- young people who engaged in behaviour which might harm their health such as drinking and smoking, having poor diet or exercising rarely, or who had negative feelings towards their body size reported lower wellbeing than those who did not
- self-reported wellbeing varied depending on the relative affluence or deprivation of the family, with those whose families were in more affluent groups and living in the least deprived areas reporting higher average wellbeing
- young people who stated that they had a disability, long-term illness or medical condition reported lower wellbeing than those who did not
- young people who described their sexual orientation as gay, lesbian, bisexual or ‘other’ were more likely to have lower wellbeing than those who declared themselves heterosexual. On average these young people also reported lower life satisfaction and happiness, and higher anxiety
The Government has published its response to the House of Commons Health Select Committee report on Childhood obesity
Things about ADHD and substance use...
Frequent Substance Use (SU) for young adults with childhood ADHD is accompanied by greater initial exposure at a young age and slightly faster progression. Early SU prevention and screening is critical before escalation to intractable levels. This is the conclusion from a longitudinal study published recently in J Child Psychology & Psychiatry
Things about chronic illness...
An article in Journal of Pediatric Nursing considers the 'School Experiences of Siblings of Children with Chronic Illness' - a systematic literature review.

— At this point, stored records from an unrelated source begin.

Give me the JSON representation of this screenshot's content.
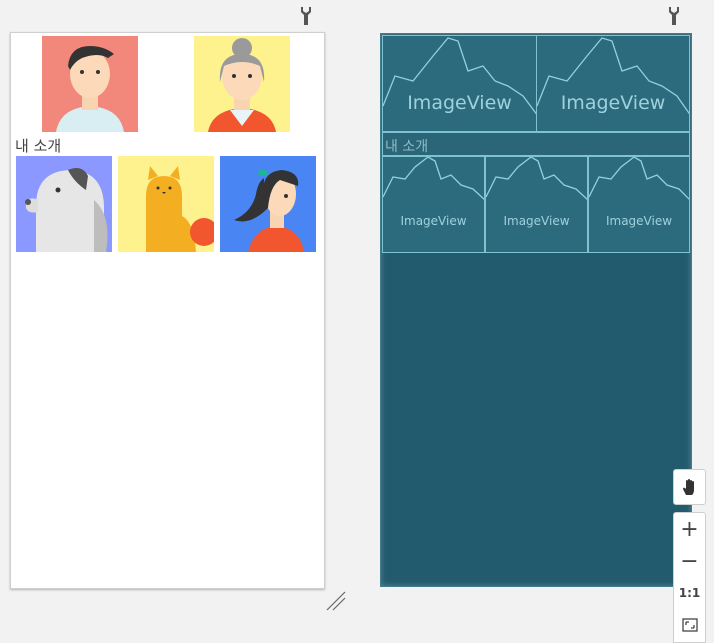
{
  "design": {
    "intro_text": "내 소개"
  },
  "blueprint": {
    "image_label": "ImageView",
    "intro_text": "내 소개"
  },
  "zoom": {
    "pan_icon": "hand-icon",
    "zoom_in": "+",
    "zoom_out": "−",
    "one_to_one": "1:1",
    "fit_icon": "fit-screen-icon"
  },
  "colors": {
    "blueprint_bg": "#225b6d",
    "blueprint_cell": "#2c6b7d",
    "blueprint_line": "#7fc3d2"
  }
}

It concludes that:
Many siblings are socially resilient, yet overlooked, members of the family who may present with psychological, academic and peer related difficulties at school following diagnosis of a brother or sister with chronic illness.

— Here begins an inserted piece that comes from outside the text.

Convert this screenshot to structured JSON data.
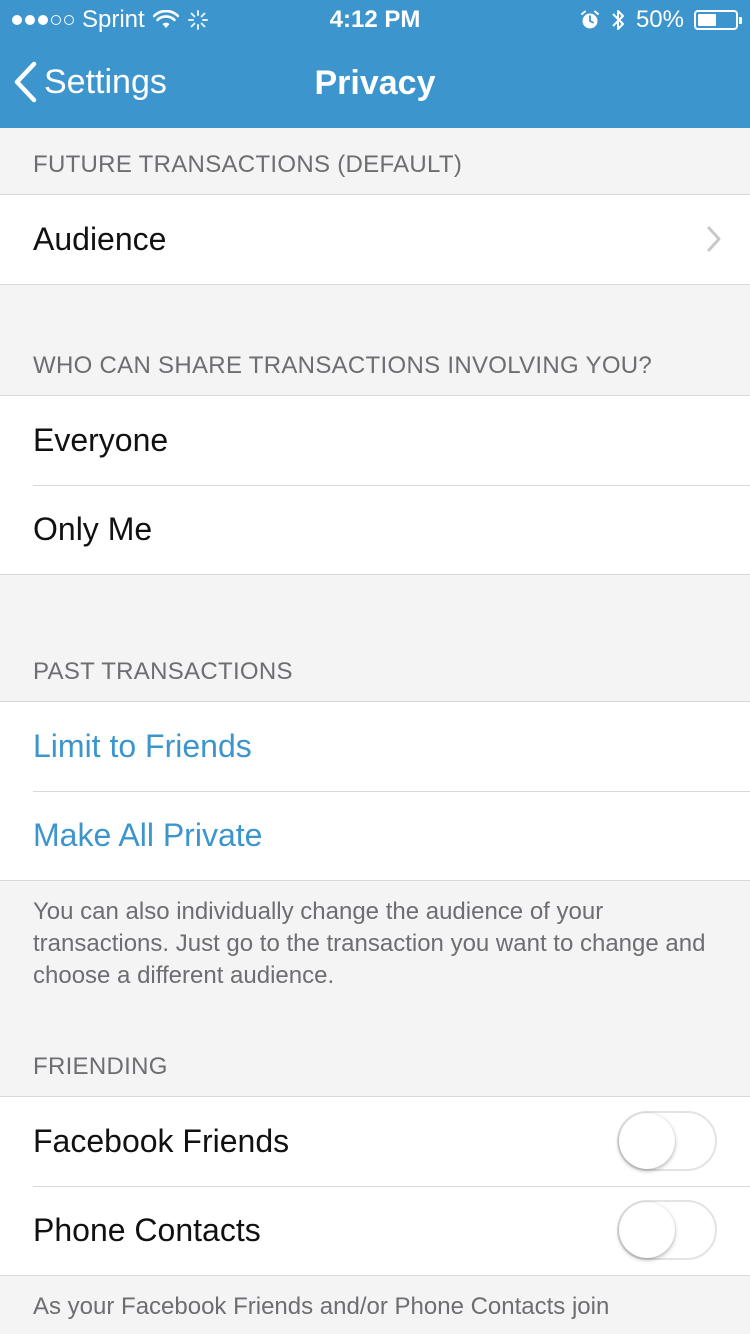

Things to attend...
A one off, not to be missed opportunity to hear British journalist, author and presenter of BBC’s Today Programme, Nick Robinson, share stories about his career as a broadcaster and his personal battle to regain his voice following lung cancer. Nick will be joined by his Speech and Language Therapist Julia Selby, an alumni of TUoS. Together they will provide a unique insight into how they worked to get his voice back in shape and ready to go ‘on air’ following months of illness and discuss the long term impact of voice therapy. There will be a drinks reception following the event with an opportunity to meet Nick and Julia. Tickets for the event are priced at £15 and proceeds will be donated to the Macmillan Cancer Support
The 20th Sir Arthur Hall Memorial Lecture: What will the NHS be facing on its 90th birthday?
by Professor Chris Whitty CBE FMedSi, Chief Scientific Adviser, Department of Health
This open event is in the Students' Union Building, The University of Sheffield, at 6pm on Thursday, 15 February 2018.
This year the NHS celebrates its 70th birthday. There have been significant changes in health and medicine in the UK over the last two decades, and in many areas of healthcare very substantial changes since the initial foundation of the NHS in 1948. These include major reductions in the impact of heart disease and stroke, large changes to infectious diseases and many improvements in the prevention and treatment of cancers. In some areas such as diabetes or antimicrobial resistance things are moving in the wrong direction. The demography of the UK has changed and is changing. Many of the trends have been remarkably stable so it is possible realistically to project forward 20 years in many areas of medicine and public health. This helps with planning research and policy. The 2018 Sir Arthur Hall lecture will consider where we have come from and where we are going over the next two decades in health and medicine.
I am enjoying watching the Hairy Bikers latest series on TV and last week made the Sardinian lamb with fennel which was beautiful, tender and tasty.